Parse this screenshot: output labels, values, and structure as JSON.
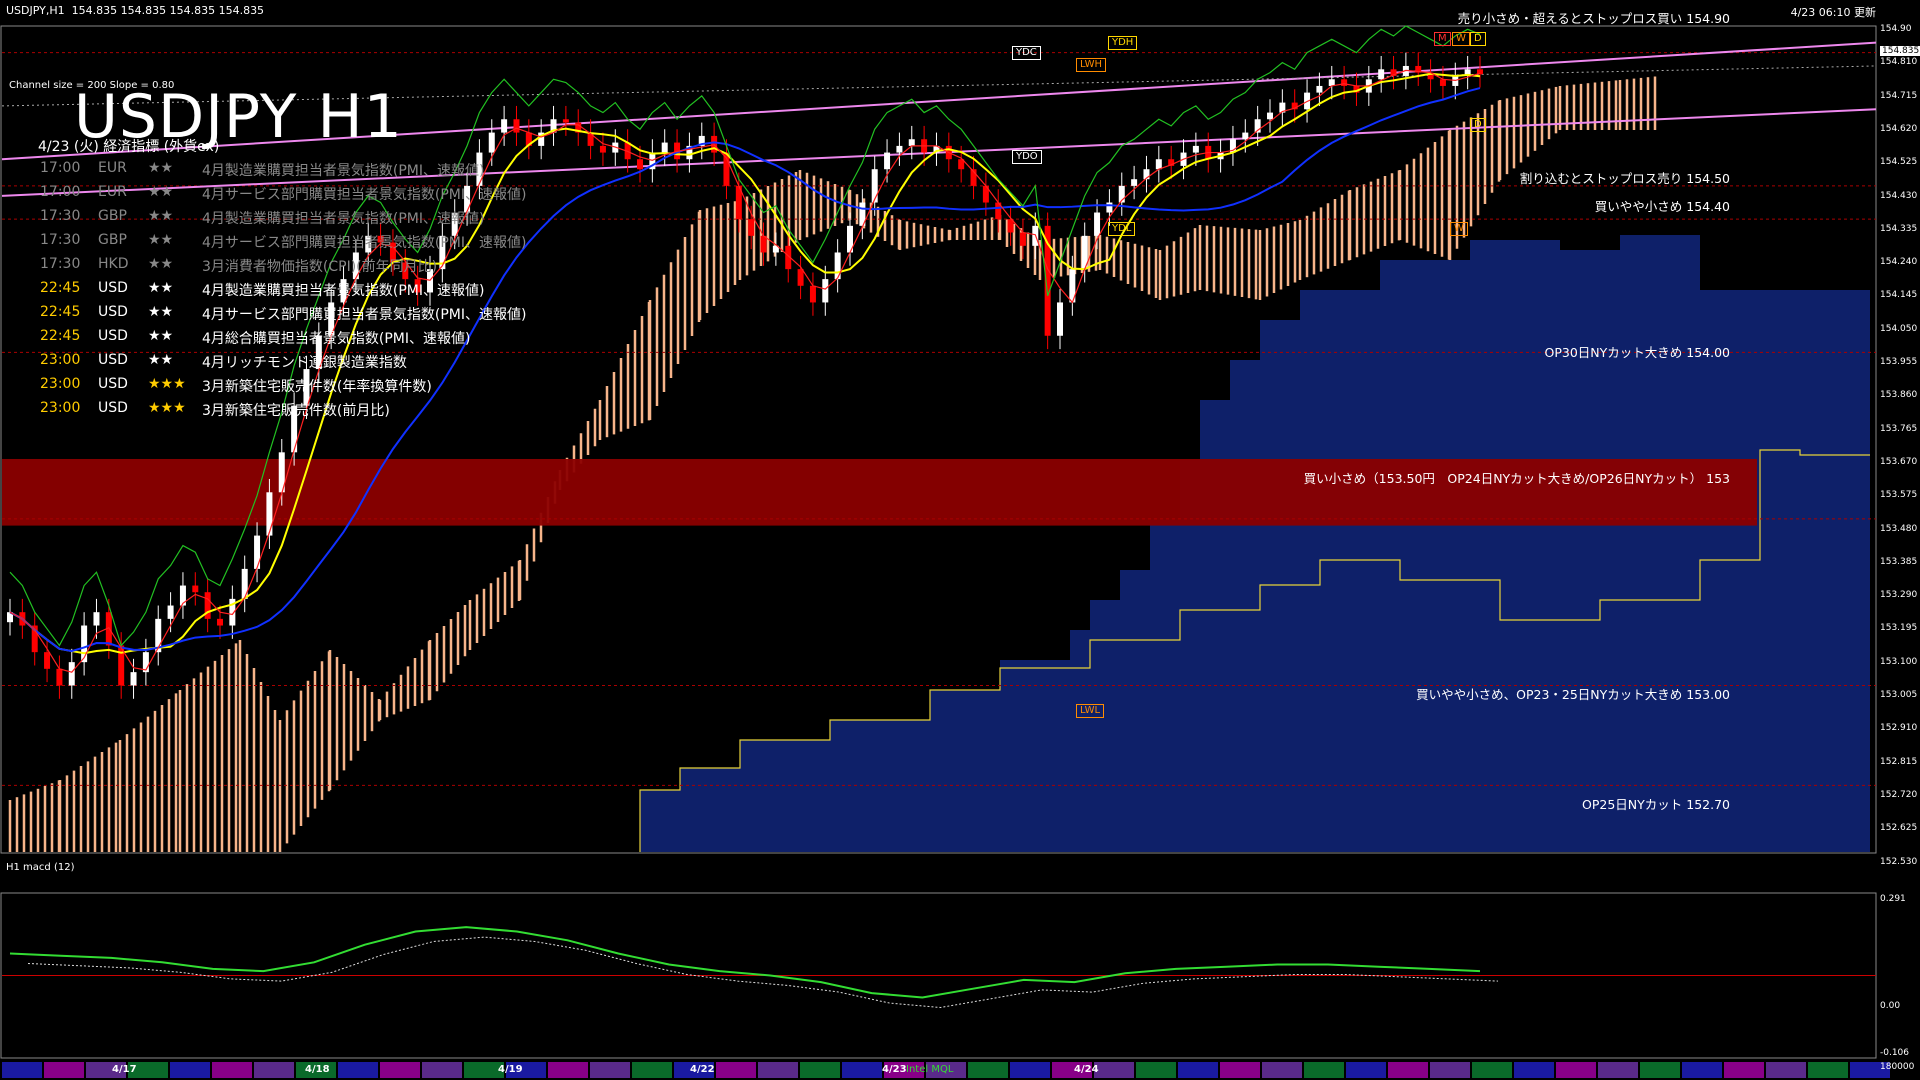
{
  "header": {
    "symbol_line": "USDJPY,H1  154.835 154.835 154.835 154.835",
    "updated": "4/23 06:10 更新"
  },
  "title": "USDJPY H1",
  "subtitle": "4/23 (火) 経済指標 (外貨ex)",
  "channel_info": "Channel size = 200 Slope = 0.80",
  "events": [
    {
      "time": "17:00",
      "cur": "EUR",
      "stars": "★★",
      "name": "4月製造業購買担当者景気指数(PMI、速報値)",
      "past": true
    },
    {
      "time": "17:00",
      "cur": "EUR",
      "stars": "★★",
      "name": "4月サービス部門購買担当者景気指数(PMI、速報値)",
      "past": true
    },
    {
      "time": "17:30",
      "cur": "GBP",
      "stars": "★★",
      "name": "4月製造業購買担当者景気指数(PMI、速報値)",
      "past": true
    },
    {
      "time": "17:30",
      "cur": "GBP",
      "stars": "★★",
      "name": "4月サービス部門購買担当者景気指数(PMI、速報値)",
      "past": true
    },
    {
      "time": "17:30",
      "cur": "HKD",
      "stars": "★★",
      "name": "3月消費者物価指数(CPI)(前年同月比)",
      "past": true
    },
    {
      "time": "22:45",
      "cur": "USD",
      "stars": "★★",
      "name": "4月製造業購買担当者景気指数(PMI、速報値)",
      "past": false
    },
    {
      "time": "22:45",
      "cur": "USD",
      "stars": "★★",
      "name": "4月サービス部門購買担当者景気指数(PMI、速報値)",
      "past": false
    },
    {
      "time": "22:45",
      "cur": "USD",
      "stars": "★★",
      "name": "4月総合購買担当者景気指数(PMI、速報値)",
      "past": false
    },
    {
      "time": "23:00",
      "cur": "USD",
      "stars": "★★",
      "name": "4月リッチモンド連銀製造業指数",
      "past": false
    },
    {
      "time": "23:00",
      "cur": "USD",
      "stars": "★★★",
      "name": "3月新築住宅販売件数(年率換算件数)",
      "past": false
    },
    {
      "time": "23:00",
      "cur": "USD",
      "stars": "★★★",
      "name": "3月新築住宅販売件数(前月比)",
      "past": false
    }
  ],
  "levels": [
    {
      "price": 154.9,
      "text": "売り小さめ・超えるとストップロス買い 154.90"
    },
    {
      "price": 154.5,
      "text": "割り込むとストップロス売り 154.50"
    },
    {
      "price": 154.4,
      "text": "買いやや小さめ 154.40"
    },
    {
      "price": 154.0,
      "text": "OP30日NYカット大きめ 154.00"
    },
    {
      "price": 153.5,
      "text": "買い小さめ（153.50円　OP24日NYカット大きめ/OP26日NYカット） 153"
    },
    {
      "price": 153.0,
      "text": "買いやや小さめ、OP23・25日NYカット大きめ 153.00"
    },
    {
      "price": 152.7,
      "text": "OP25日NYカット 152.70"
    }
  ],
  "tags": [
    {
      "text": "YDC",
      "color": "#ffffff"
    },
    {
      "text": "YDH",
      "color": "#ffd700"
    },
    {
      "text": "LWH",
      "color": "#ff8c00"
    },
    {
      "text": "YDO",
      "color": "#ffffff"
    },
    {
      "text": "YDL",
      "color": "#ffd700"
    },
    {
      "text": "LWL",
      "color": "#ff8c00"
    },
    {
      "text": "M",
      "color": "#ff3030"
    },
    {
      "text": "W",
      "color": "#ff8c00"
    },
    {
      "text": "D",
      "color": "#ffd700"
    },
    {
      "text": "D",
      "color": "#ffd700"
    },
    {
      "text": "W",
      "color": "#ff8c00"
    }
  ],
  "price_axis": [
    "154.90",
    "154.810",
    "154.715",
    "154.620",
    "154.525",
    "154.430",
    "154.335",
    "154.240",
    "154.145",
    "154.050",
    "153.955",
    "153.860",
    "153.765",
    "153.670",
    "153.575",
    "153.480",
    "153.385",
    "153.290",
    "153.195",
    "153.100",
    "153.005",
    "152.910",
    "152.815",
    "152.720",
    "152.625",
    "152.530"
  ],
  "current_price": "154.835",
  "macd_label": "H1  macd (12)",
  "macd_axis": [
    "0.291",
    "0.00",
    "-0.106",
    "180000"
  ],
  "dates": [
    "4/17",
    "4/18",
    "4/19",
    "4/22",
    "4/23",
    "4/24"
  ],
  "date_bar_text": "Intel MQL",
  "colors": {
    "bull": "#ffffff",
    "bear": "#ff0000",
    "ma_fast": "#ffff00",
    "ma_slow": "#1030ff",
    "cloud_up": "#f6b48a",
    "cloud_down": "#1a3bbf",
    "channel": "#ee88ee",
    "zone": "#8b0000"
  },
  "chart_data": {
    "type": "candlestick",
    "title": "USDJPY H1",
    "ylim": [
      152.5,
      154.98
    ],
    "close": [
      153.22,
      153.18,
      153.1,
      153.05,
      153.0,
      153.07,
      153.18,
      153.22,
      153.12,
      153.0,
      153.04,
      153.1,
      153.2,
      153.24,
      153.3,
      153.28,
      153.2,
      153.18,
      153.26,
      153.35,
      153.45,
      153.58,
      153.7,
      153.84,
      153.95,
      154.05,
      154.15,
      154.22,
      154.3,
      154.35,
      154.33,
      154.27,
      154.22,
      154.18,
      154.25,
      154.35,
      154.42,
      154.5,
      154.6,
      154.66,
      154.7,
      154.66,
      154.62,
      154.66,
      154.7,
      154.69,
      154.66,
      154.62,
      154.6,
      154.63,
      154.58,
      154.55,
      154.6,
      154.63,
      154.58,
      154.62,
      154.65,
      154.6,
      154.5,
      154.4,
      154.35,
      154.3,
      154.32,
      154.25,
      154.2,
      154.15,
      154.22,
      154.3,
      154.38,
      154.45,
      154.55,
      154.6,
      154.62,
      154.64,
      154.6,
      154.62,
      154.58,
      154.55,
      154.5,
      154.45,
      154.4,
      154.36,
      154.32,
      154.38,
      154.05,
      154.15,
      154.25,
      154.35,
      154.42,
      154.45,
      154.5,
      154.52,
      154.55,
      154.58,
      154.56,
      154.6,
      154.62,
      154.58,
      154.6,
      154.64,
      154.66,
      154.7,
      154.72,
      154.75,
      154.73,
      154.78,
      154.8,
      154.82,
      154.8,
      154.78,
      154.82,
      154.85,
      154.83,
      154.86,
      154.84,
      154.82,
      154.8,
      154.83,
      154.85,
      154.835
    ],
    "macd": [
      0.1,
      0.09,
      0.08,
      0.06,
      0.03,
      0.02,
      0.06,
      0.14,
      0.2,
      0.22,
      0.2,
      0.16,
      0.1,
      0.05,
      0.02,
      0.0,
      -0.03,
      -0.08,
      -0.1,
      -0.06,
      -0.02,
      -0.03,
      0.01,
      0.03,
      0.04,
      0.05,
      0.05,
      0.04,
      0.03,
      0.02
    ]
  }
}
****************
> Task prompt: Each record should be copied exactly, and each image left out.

> Task solution:
Parse this screenshot: output labels, values, and structure as JSON.
{
  "header": {
    "symbol_line": "USDJPY,H1  154.835 154.835 154.835 154.835",
    "updated": "4/23 06:10 更新"
  },
  "title": "USDJPY H1",
  "subtitle": "4/23 (火) 経済指標 (外貨ex)",
  "channel_info": "Channel size = 200 Slope = 0.80",
  "events": [
    {
      "time": "17:00",
      "cur": "EUR",
      "stars": "★★",
      "name": "4月製造業購買担当者景気指数(PMI、速報値)",
      "past": true
    },
    {
      "time": "17:00",
      "cur": "EUR",
      "stars": "★★",
      "name": "4月サービス部門購買担当者景気指数(PMI、速報値)",
      "past": true
    },
    {
      "time": "17:30",
      "cur": "GBP",
      "stars": "★★",
      "name": "4月製造業購買担当者景気指数(PMI、速報値)",
      "past": true
    },
    {
      "time": "17:30",
      "cur": "GBP",
      "stars": "★★",
      "name": "4月サービス部門購買担当者景気指数(PMI、速報値)",
      "past": true
    },
    {
      "time": "17:30",
      "cur": "HKD",
      "stars": "★★",
      "name": "3月消費者物価指数(CPI)(前年同月比)",
      "past": true
    },
    {
      "time": "22:45",
      "cur": "USD",
      "stars": "★★",
      "name": "4月製造業購買担当者景気指数(PMI、速報値)",
      "past": false
    },
    {
      "time": "22:45",
      "cur": "USD",
      "stars": "★★",
      "name": "4月サービス部門購買担当者景気指数(PMI、速報値)",
      "past": false
    },
    {
      "time": "22:45",
      "cur": "USD",
      "stars": "★★",
      "name": "4月総合購買担当者景気指数(PMI、速報値)",
      "past": false
    },
    {
      "time": "23:00",
      "cur": "USD",
      "stars": "★★",
      "name": "4月リッチモンド連銀製造業指数",
      "past": false
    },
    {
      "time": "23:00",
      "cur": "USD",
      "stars": "★★★",
      "name": "3月新築住宅販売件数(年率換算件数)",
      "past": false
    },
    {
      "time": "23:00",
      "cur": "USD",
      "stars": "★★★",
      "name": "3月新築住宅販売件数(前月比)",
      "past": false
    }
  ],
  "levels": [
    {
      "price": 154.9,
      "text": "売り小さめ・超えるとストップロス買い 154.90"
    },
    {
      "price": 154.5,
      "text": "割り込むとストップロス売り 154.50"
    },
    {
      "price": 154.4,
      "text": "買いやや小さめ 154.40"
    },
    {
      "price": 154.0,
      "text": "OP30日NYカット大きめ 154.00"
    },
    {
      "price": 153.5,
      "text": "買い小さめ（153.50円　OP24日NYカット大きめ/OP26日NYカット） 153"
    },
    {
      "price": 153.0,
      "text": "買いやや小さめ、OP23・25日NYカット大きめ 153.00"
    },
    {
      "price": 152.7,
      "text": "OP25日NYカット 152.70"
    }
  ],
  "tags": [
    {
      "text": "YDC",
      "color": "#ffffff"
    },
    {
      "text": "YDH",
      "color": "#ffd700"
    },
    {
      "text": "LWH",
      "color": "#ff8c00"
    },
    {
      "text": "YDO",
      "color": "#ffffff"
    },
    {
      "text": "YDL",
      "color": "#ffd700"
    },
    {
      "text": "LWL",
      "color": "#ff8c00"
    },
    {
      "text": "M",
      "color": "#ff3030"
    },
    {
      "text": "W",
      "color": "#ff8c00"
    },
    {
      "text": "D",
      "color": "#ffd700"
    },
    {
      "text": "D",
      "color": "#ffd700"
    },
    {
      "text": "W",
      "color": "#ff8c00"
    }
  ],
  "price_axis": [
    "154.90",
    "154.810",
    "154.715",
    "154.620",
    "154.525",
    "154.430",
    "154.335",
    "154.240",
    "154.145",
    "154.050",
    "153.955",
    "153.860",
    "153.765",
    "153.670",
    "153.575",
    "153.480",
    "153.385",
    "153.290",
    "153.195",
    "153.100",
    "153.005",
    "152.910",
    "152.815",
    "152.720",
    "152.625",
    "152.530"
  ],
  "current_price": "154.835",
  "macd_label": "H1  macd (12)",
  "macd_axis": [
    "0.291",
    "0.00",
    "-0.106",
    "180000"
  ],
  "dates": [
    "4/17",
    "4/18",
    "4/19",
    "4/22",
    "4/23",
    "4/24"
  ],
  "date_bar_text": "Intel MQL",
  "colors": {
    "bull": "#ffffff",
    "bear": "#ff0000",
    "ma_fast": "#ffff00",
    "ma_slow": "#1030ff",
    "cloud_up": "#f6b48a",
    "cloud_down": "#1a3bbf",
    "channel": "#ee88ee",
    "zone": "#8b0000"
  },
  "chart_data": {
    "type": "candlestick",
    "title": "USDJPY H1",
    "ylim": [
      152.5,
      154.98
    ],
    "close": [
      153.22,
      153.18,
      153.1,
      153.05,
      153.0,
      153.07,
      153.18,
      153.22,
      153.12,
      153.0,
      153.04,
      153.1,
      153.2,
      153.24,
      153.3,
      153.28,
      153.2,
      153.18,
      153.26,
      153.35,
      153.45,
      153.58,
      153.7,
      153.84,
      153.95,
      154.05,
      154.15,
      154.22,
      154.3,
      154.35,
      154.33,
      154.27,
      154.22,
      154.18,
      154.25,
      154.35,
      154.42,
      154.5,
      154.6,
      154.66,
      154.7,
      154.66,
      154.62,
      154.66,
      154.7,
      154.69,
      154.66,
      154.62,
      154.6,
      154.63,
      154.58,
      154.55,
      154.6,
      154.63,
      154.58,
      154.62,
      154.65,
      154.6,
      154.5,
      154.4,
      154.35,
      154.3,
      154.32,
      154.25,
      154.2,
      154.15,
      154.22,
      154.3,
      154.38,
      154.45,
      154.55,
      154.6,
      154.62,
      154.64,
      154.6,
      154.62,
      154.58,
      154.55,
      154.5,
      154.45,
      154.4,
      154.36,
      154.32,
      154.38,
      154.05,
      154.15,
      154.25,
      154.35,
      154.42,
      154.45,
      154.5,
      154.52,
      154.55,
      154.58,
      154.56,
      154.6,
      154.62,
      154.58,
      154.6,
      154.64,
      154.66,
      154.7,
      154.72,
      154.75,
      154.73,
      154.78,
      154.8,
      154.82,
      154.8,
      154.78,
      154.82,
      154.85,
      154.83,
      154.86,
      154.84,
      154.82,
      154.8,
      154.83,
      154.85,
      154.835
    ],
    "macd": [
      0.1,
      0.09,
      0.08,
      0.06,
      0.03,
      0.02,
      0.06,
      0.14,
      0.2,
      0.22,
      0.2,
      0.16,
      0.1,
      0.05,
      0.02,
      0.0,
      -0.03,
      -0.08,
      -0.1,
      -0.06,
      -0.02,
      -0.03,
      0.01,
      0.03,
      0.04,
      0.05,
      0.05,
      0.04,
      0.03,
      0.02
    ]
  }
}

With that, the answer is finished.